Items belonging to Chief Sees the Bear were returned by NDSU to his family on June 9, 2022, about 34 years after they were donated to the university by a former student's family.
After nearly 100 years, a headdress and moccasins belonging to Chief Sees the Bear were returned to his family after the items were found in the NDSU Memorial Union Gallery collection.
Max Defender III, a great-grandson of Chief Sees the Bear, and other members of his family were given the items in a ceremony on June 9 at the gallery.
“I can’t even explain the feeling that I have,” said Defender. “Whenever I try talking about it, it’s like I got this choking feeling. It’s an overwhelming feeling. It means a lot to us.”
In 1926, NDSU football player Claudie Miller was made honorary “Chief Sees the Bear.” Chief Mark Afraid of the Hawk and four other tribal members presented Miller with the headdress and moccasins during a Homecoming ceremony that year.
Miller’s family then gifted the items to NDSU during Homecoming 1988. Then-President Jim Ozbun received the gift on behalf of the university. The items were prominently displayed in a specially designed case in the Meinecke Ballroom for many years.

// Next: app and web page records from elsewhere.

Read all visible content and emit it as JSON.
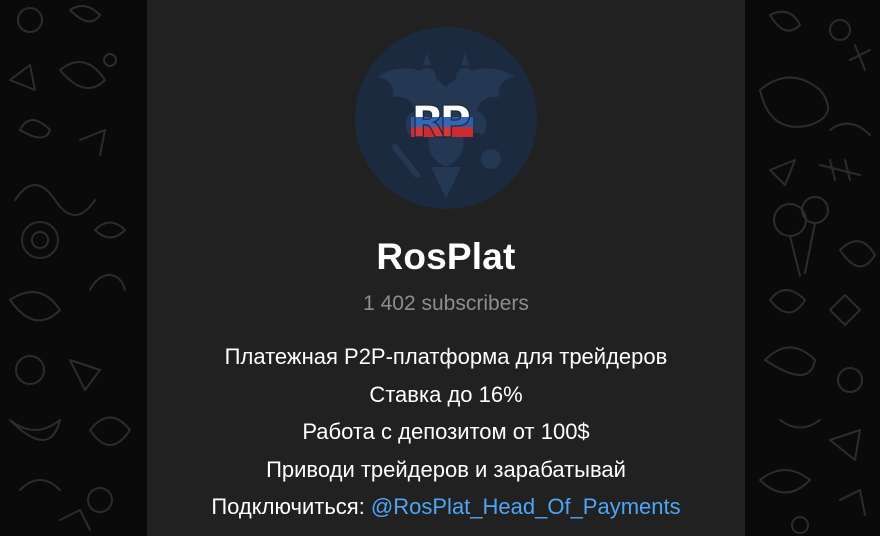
{
  "channel": {
    "title": "RosPlat",
    "subscribers": "1 402 subscribers",
    "avatar": {
      "icon": "double-headed-eagle-logo",
      "monogram": "RP",
      "colors": {
        "background": "#1b2a3e",
        "emblem": "#243753",
        "white": "#ffffff",
        "blue": "#2b5fb0",
        "red": "#d52b2b"
      }
    },
    "description": {
      "lines": [
        "Платежная P2P-платформа для трейдеров",
        "Ставка до 16%",
        "Работа с депозитом от 100$",
        "Приводи трейдеров и зарабатывай"
      ],
      "contact_prefix": "Подключиться: ",
      "contact_link": "@RosPlat_Head_Of_Payments"
    }
  },
  "theme": {
    "card_bg": "#212121",
    "page_bg": "#0a0a0a",
    "link_color": "#4ea4f6",
    "muted_text": "#8d8d8d"
  }
}
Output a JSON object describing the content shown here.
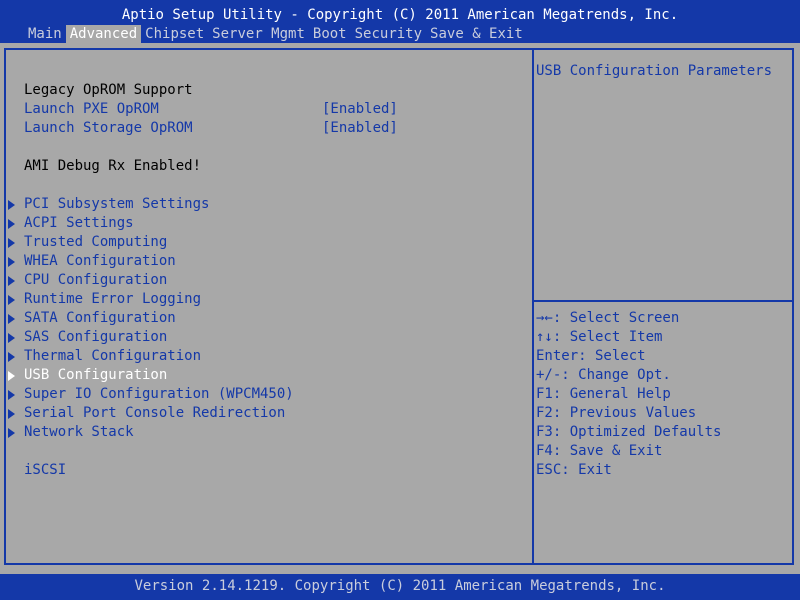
{
  "header": {
    "title": "Aptio Setup Utility - Copyright (C) 2011 American Megatrends, Inc.",
    "tabs": [
      "Main",
      "Advanced",
      "Chipset",
      "Server Mgmt",
      "Boot",
      "Security",
      "Save & Exit"
    ],
    "active_tab": "Advanced"
  },
  "main": {
    "legacy_heading": "Legacy OpROM Support",
    "pxe": {
      "label": "Launch PXE OpROM",
      "value": "[Enabled]"
    },
    "storage": {
      "label": "Launch Storage OpROM",
      "value": "[Enabled]"
    },
    "debug_text": "AMI Debug Rx Enabled!",
    "menu_items": [
      "PCI Subsystem Settings",
      "ACPI Settings",
      "Trusted Computing",
      "WHEA Configuration",
      "CPU Configuration",
      "Runtime Error Logging",
      "SATA Configuration",
      "SAS Configuration",
      "Thermal Configuration",
      "USB Configuration",
      "Super IO Configuration (WPCM450)",
      "Serial Port Console Redirection",
      "Network Stack"
    ],
    "selected_item": "USB Configuration",
    "iscsi": "iSCSI"
  },
  "help": {
    "description": "USB Configuration Parameters",
    "keys": [
      "→←: Select Screen",
      "↑↓: Select Item",
      "Enter: Select",
      "+/-: Change Opt.",
      "F1: General Help",
      "F2: Previous Values",
      "F3: Optimized Defaults",
      "F4: Save & Exit",
      "ESC: Exit"
    ]
  },
  "footer": {
    "version": "Version 2.14.1219. Copyright (C) 2011 American Megatrends, Inc."
  },
  "colors": {
    "background": "#a8a8a8",
    "bar": "#1438a8",
    "text_blue": "#1438a8",
    "text_white": "#ffffff"
  }
}
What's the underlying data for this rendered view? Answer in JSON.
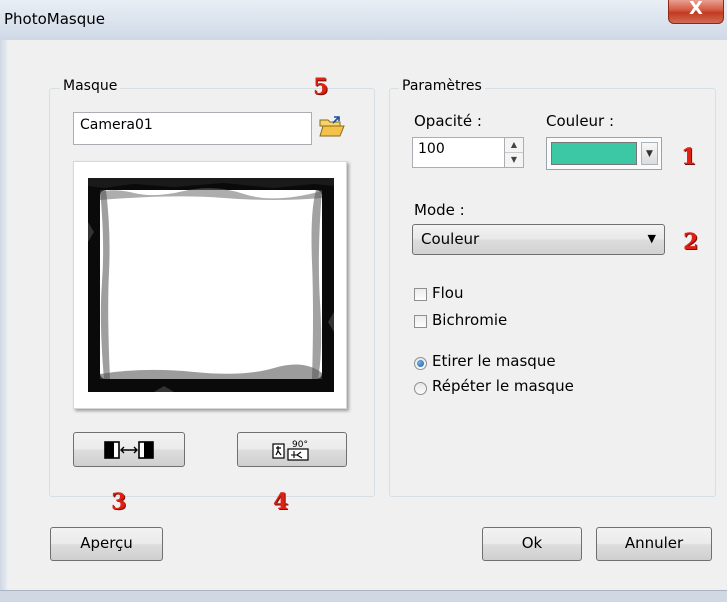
{
  "window": {
    "title": "PhotoMasque",
    "close_label": "X"
  },
  "masque": {
    "group_label": "Masque",
    "file_value": "Camera01"
  },
  "parametres": {
    "group_label": "Paramètres",
    "opacite_label": "Opacité :",
    "opacite_value": "100",
    "couleur_label": "Couleur :",
    "couleur_hex": "#3cc8a4",
    "mode_label": "Mode :",
    "mode_value": "Couleur",
    "flou_label": "Flou",
    "flou_checked": false,
    "bichromie_label": "Bichromie",
    "bichromie_checked": false,
    "etirer_label": "Etirer le masque",
    "repeter_label": "Répéter le masque",
    "selected_option": "Etirer le masque"
  },
  "buttons": {
    "apercu": "Aperçu",
    "ok": "Ok",
    "annuler": "Annuler"
  },
  "annotations": {
    "m1": "1",
    "m2": "2",
    "m3": "3",
    "m4": "4",
    "m5": "5"
  },
  "icons": {
    "open_folder": "open-folder-icon",
    "flip": "flip-icon",
    "rotate": "rotate-90-icon"
  }
}
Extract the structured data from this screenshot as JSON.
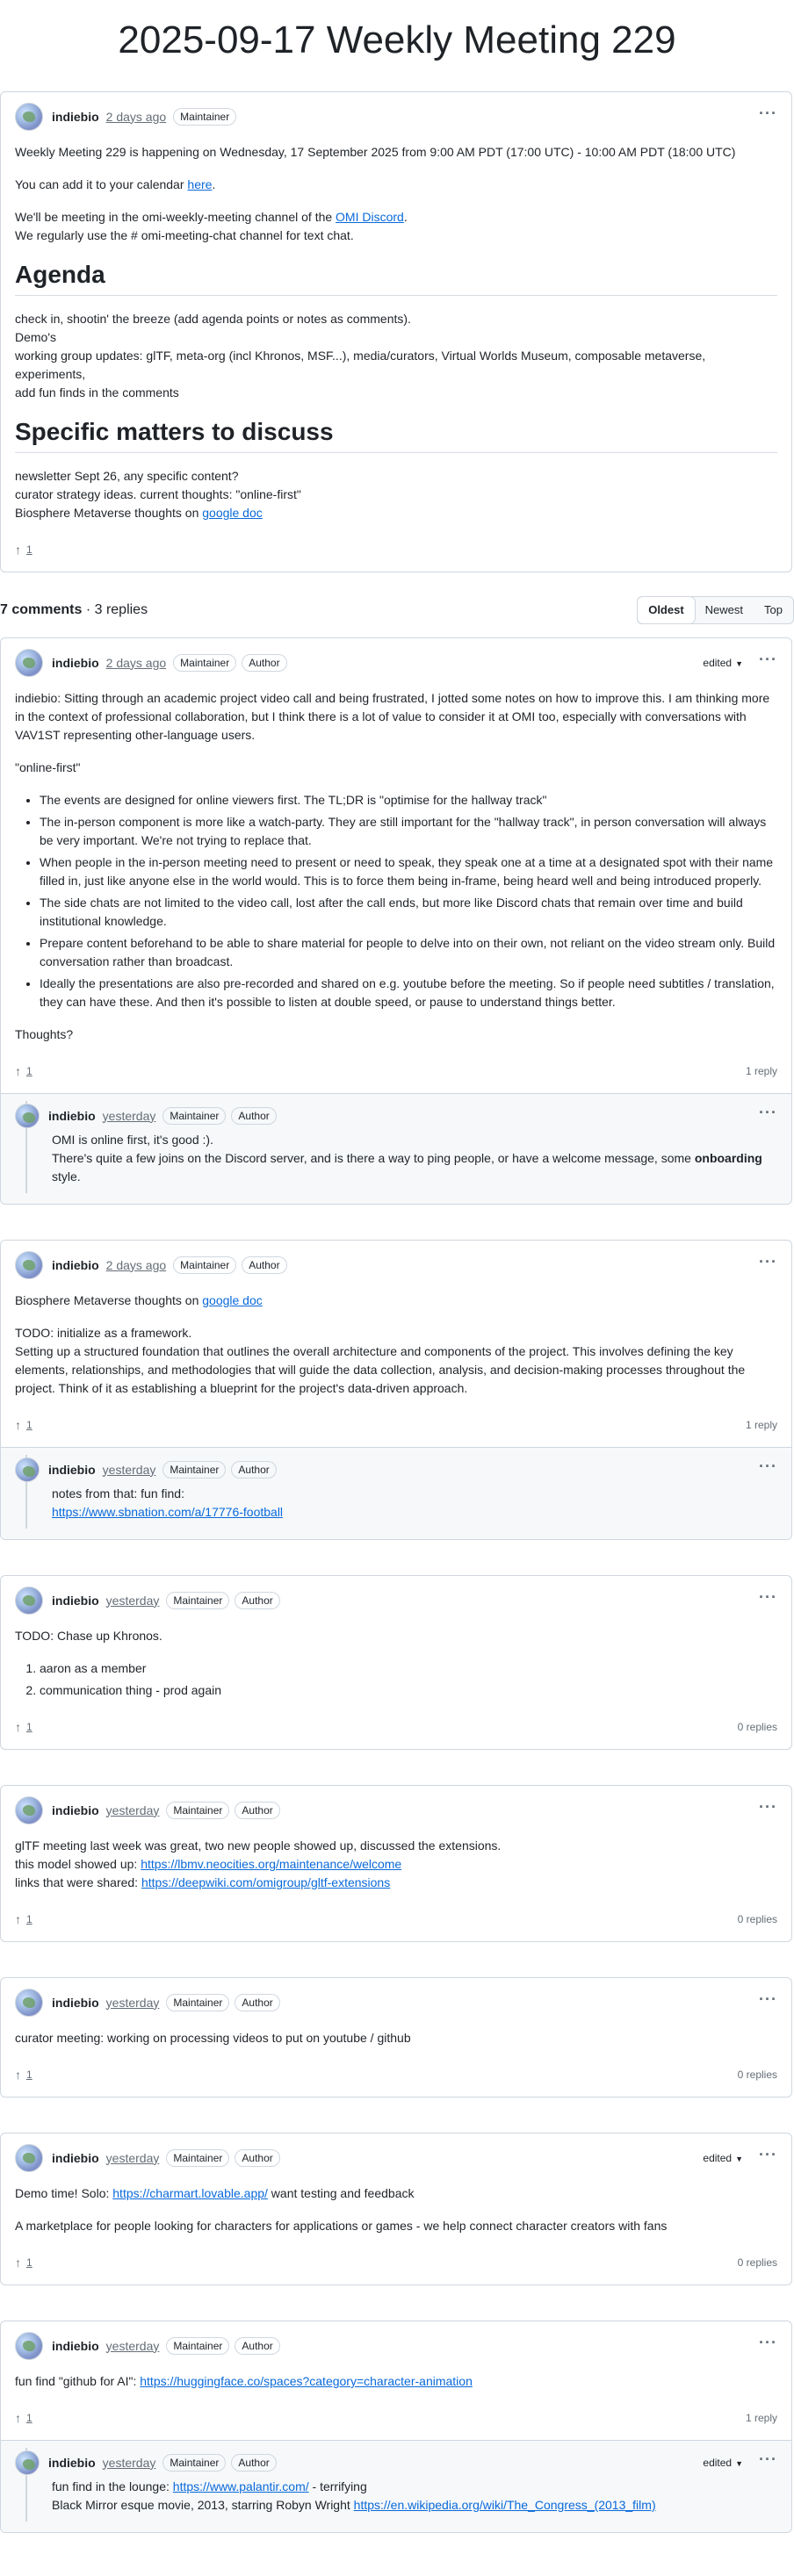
{
  "title": "2025-09-17 Weekly Meeting 229",
  "icons": {
    "more": "kebab-horizontal-icon",
    "upvote": "arrow-up-icon",
    "caret": "triangle-down-icon",
    "avatar": "globe-avatar"
  },
  "common": {
    "author": "indiebio",
    "maintainer": "Maintainer",
    "author_badge": "Author",
    "edited": "edited"
  },
  "op": {
    "time": "2 days ago",
    "p1": "Weekly Meeting 229 is happening on Wednesday, 17 September 2025 from 9:00 AM PDT (17:00 UTC) - 10:00 AM PDT (18:00 UTC)",
    "p2_pre": "You can add it to your calendar ",
    "p2_link": "here",
    "p2_post": ".",
    "p3_pre": "We'll be meeting in the omi-weekly-meeting channel of the ",
    "p3_link": "OMI Discord",
    "p3_post": ".",
    "p3_line2": "We regularly use the # omi-meeting-chat channel for text chat.",
    "agenda_heading": "Agenda",
    "agenda": [
      "check in, shootin' the breeze (add agenda points or notes as comments).",
      "Demo's",
      "working group updates: glTF, meta-org (incl Khronos, MSF...), media/curators, Virtual Worlds Museum, composable metaverse, experiments,",
      "add fun finds in the comments"
    ],
    "specific_heading": "Specific matters to discuss",
    "specific": [
      "newsletter Sept 26, any specific content?",
      "curator strategy ideas. current thoughts: \"online-first\""
    ],
    "specific_last_pre": "Biosphere Metaverse thoughts on ",
    "specific_last_link": "google doc",
    "votes": "1"
  },
  "comments_bar": {
    "count": "7 comments",
    "replies": " · 3 replies",
    "sort": [
      "Oldest",
      "Newest",
      "Top"
    ]
  },
  "c1": {
    "time": "2 days ago",
    "intro": "indiebio: Sitting through an academic project video call and being frustrated, I jotted some notes on how to improve this. I am thinking more in the context of professional collaboration, but I think there is a lot of value to consider it at OMI too, especially with conversations with VAV1ST representing other-language users.",
    "quote": "\"online-first\"",
    "bullets": [
      "The events are designed for online viewers first. The TL;DR is \"optimise for the hallway track\"",
      "The in-person component is more like a watch-party. They are still important for the \"hallway track\", in person conversation will always be very important. We're not trying to replace that.",
      "When people in the in-person meeting need to present or need to speak, they speak one at a time at a designated spot with their name filled in, just like anyone else in the world would. This is to force them being in-frame, being heard well and being introduced properly.",
      "The side chats are not limited to the video call, lost after the call ends, but more like Discord chats that remain over time and build institutional knowledge.",
      "Prepare content beforehand to be able to share material for people to delve into on their own, not reliant on the video stream only. Build conversation rather than broadcast.",
      "Ideally the presentations are also pre-recorded and shared on e.g. youtube before the meeting. So if people need subtitles / translation, they can have these. And then it's possible to listen at double speed, or pause to understand things better."
    ],
    "thoughts": "Thoughts?",
    "votes": "1",
    "replies": "1 reply",
    "reply": {
      "time": "yesterday",
      "line1": "OMI is online first, it's good :).",
      "line2_pre": "There's quite a few joins on the Discord server, and is there a way to ping people, or have a welcome message, some ",
      "line2_bold": "onboarding",
      "line2_post": " style."
    }
  },
  "c2": {
    "time": "2 days ago",
    "p1_pre": "Biosphere Metaverse thoughts on ",
    "p1_link": "google doc",
    "p2_line1": "TODO: initialize as a framework.",
    "p2_line2": "Setting up a structured foundation that outlines the overall architecture and components of the project. This involves defining the key elements, relationships, and methodologies that will guide the data collection, analysis, and decision-making processes throughout the project. Think of it as establishing a blueprint for the project's data-driven approach.",
    "votes": "1",
    "replies": "1 reply",
    "reply": {
      "time": "yesterday",
      "line1": "notes from that: fun find:",
      "link": "https://www.sbnation.com/a/17776-football"
    }
  },
  "c3": {
    "time": "yesterday",
    "p1": "TODO: Chase up Khronos.",
    "items": [
      "aaron as a member",
      "communication thing - prod again"
    ],
    "votes": "1",
    "replies": "0 replies"
  },
  "c4": {
    "time": "yesterday",
    "line1": "glTF meeting last week was great, two new people showed up, discussed the extensions.",
    "line2_pre": "this model showed up: ",
    "line2_link": "https://lbmv.neocities.org/maintenance/welcome",
    "line3_pre": "links that were shared: ",
    "line3_link": "https://deepwiki.com/omigroup/gltf-extensions",
    "votes": "1",
    "replies": "0 replies"
  },
  "c5": {
    "time": "yesterday",
    "p1": "curator meeting: working on processing videos to put on youtube / github",
    "votes": "1",
    "replies": "0 replies"
  },
  "c6": {
    "time": "yesterday",
    "p1_pre": "Demo time! Solo: ",
    "p1_link": "https://charmart.lovable.app/",
    "p1_post": " want testing and feedback",
    "p2": "A marketplace for people looking for characters for applications or games - we help connect character creators with fans",
    "votes": "1",
    "replies": "0 replies"
  },
  "c7": {
    "time": "yesterday",
    "p1_pre": "fun find \"github for AI\": ",
    "p1_link": "https://huggingface.co/spaces?category=character-animation",
    "votes": "1",
    "replies": "1 reply",
    "reply": {
      "time": "yesterday",
      "line1_pre": "fun find in the lounge: ",
      "line1_link": "https://www.palantir.com/",
      "line1_post": " - terrifying",
      "line2_pre": "Black Mirror esque movie, 2013, starring Robyn Wright ",
      "line2_link": "https://en.wikipedia.org/wiki/The_Congress_(2013_film)"
    }
  }
}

This spring, Jaclynn Davis Wallette, director of the Office of Multicultural Programs, and Anthony Faris, gallery coordinator and curator of collections for the Memorial Union Gallery, reached out to determine whether the family of Chief Sees the Bear was interested in having the items returned.
During the June 9 ceremony, Chief Sees the Bear was honored as a leader and spiritual healer.
“At that time, I don’t know what the world was like, I think people were lost,” Defender said of the period his grandfather gave away the items. “But today we’re marching back in a spiritual manner to bring these things back.”
The family returned with the headdress and moccasins to the Turtle Mountain Band of Chippewa reservation in Belcourt, North Dakota. The Standing Rock Nation is scheduled to host a ceremony on June 11 to honor the items being returned.